I knew that. Somewhere in my psyche and soul, I've always known that.
Here's the new insight: It's about the ancient, primordial rhythm of prayer.
It came to me in the midst of the cadence of the Litany which begins this Ancient Rite.
God the Father . . . . . . . . . have mercy on us.It's not about the words to describe the person of God. Whether God is Father or Jesus or Spirit. Or Buddha or Allah or Adonai. That's not what's essential.
God the Son . . . . . . . . . . . have mercy on us.
God the Holy Spirit . . . . . have mercy on us.
Holy Trinity, One God. . . have mercy on us.

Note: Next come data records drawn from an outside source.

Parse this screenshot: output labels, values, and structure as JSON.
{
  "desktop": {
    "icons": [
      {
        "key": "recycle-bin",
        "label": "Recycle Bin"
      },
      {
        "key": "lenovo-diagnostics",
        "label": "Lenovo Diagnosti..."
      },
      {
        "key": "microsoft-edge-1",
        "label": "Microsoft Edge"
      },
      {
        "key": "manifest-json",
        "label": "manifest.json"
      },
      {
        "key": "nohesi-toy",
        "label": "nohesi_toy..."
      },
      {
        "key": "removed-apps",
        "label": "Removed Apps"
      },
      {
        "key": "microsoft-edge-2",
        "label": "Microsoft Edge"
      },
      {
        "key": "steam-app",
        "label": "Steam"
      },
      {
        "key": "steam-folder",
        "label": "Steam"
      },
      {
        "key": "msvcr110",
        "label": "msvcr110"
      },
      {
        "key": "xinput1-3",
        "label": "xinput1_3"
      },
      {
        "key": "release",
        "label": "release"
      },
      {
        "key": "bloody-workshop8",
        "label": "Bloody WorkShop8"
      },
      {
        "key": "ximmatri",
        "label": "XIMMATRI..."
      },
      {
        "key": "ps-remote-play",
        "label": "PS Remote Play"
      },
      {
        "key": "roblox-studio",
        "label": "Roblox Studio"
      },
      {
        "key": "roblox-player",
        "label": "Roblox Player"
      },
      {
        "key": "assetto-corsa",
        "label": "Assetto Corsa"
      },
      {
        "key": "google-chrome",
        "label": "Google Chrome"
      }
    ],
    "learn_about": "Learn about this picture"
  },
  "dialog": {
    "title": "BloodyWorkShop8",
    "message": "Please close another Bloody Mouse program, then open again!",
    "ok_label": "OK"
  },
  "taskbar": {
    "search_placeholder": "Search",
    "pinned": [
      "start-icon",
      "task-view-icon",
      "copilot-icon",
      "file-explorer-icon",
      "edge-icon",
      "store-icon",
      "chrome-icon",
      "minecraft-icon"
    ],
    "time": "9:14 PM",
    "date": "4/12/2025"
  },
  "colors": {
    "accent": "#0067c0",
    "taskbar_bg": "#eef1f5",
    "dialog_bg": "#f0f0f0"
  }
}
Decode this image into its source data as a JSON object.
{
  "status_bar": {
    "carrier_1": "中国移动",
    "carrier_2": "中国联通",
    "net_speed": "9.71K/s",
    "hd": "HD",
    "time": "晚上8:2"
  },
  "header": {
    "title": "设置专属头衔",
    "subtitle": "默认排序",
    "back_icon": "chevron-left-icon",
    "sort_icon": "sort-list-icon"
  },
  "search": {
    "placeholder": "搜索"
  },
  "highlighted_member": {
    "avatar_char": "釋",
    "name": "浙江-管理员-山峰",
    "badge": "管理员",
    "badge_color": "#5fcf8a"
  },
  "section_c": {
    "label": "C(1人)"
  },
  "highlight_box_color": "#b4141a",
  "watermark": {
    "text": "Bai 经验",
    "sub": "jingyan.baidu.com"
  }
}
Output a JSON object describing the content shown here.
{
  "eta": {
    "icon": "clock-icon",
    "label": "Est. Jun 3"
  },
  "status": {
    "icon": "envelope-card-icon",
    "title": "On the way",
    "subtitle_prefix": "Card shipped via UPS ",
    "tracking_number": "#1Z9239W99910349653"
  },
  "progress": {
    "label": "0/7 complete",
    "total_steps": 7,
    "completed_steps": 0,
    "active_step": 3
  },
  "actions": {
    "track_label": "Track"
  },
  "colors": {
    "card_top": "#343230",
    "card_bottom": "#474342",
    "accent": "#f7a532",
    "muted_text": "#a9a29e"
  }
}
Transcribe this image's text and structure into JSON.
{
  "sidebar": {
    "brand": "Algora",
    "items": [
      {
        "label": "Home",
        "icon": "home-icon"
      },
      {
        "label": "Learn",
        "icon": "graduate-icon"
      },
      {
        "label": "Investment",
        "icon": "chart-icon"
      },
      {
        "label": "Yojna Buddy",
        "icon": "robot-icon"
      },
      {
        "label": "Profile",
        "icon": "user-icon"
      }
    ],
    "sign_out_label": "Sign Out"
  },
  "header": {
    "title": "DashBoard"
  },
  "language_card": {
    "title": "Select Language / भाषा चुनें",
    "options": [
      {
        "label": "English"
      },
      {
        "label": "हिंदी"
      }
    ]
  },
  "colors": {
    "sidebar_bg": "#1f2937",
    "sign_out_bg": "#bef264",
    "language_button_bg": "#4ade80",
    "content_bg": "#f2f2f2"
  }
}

It's about this SOS out into the Cosmos, calling out to a Divine Power greater than ourselves, sent on the drumbeat and cadence of the human heart.
It's background music to the wailing of a mother's grief who sobbed as she rocked her 35 year old son, kissing his charred and sooted face, crying over and over again, "My beautiful baby boy."
"Have mercy on us."
"Hear our prayer, even when it does not come shaped and formed in beautiful words."
It's about acknowledging that it is God who created us and given us, for a precious little time, this life which has now tragically and suddenly been cut short. And, it's about commending this body, now charred and sooted and burned, back to the One who gave him to us, a mere thirty-five years ago.
"Depart, O Christian soul, out of this world;I said these words as I blessed and anointed his charred and sooted forehead. I said these words as his mother wailed and moaned in her grief. I said these words as everyone in the room wiped tears from their eyes and blew their noses and shook their heads.
In the Name of God, the Father Almighty who created you;
In the Name of Jesus Christ who redeemed you;
In the Name of the Holy Spirit who sanctifies you;
May your rest be this day in peace,
and your dwelling place be in the Paradise of God."
So it was that night.
So it has always been.
So it might always be in the face of inexplicable tragedy and inconsolable grief.
It is the stuff that shakes the roots of the foundations of our faith and makes the best of us feel incompetent imposters.
So, I do not have any answers for your questions. I do not have any lovely prayers that will make you feel better. I refuse to indulge in easy answers to complex questions.
I think we insult God when we do that. Mostly because we insult the intelligence God gave us.
I ask that, in the quiet of the next few moments, you join with me in the heartbeat of prayer, sending out a rhythm and cadence of the drum beat of prayer.
It doesn't matter what you believe or how you believe or even if you believe in the way I do or in the way anyone else does.
It doesn't matter how you pray or if you pray or think you do (or don't) know how to pray.
It is enough to let your tears be your prayer. It is enough for your unanswered questions to be your prayer. It is enough to let your silence and numbness and heartbreak to be your prayer.
It is enough to hum or chant the Dhamma or Sangha Vandana or say the prayers of a rosary or dhikr or japa mala, or juzu.
It is enough to imagine sending out light in the midst of darkness.
I believe that, when we join together, in whatever way and however we can, to send out a message of love in the midst of our grief, that we become stronger as individuals and as a community.
Fire is a powerful element, capable of great destruction, but its power is earth bound.
Spirit is even more powerful, capable of rising, like a phoenix, from the ashes of destruction and bringing new life.
Let us, in the silence, welcome the spirit to brood over the fires of our grief, each in our own way, that we may know peace and be bearers of that peace to those who grieve.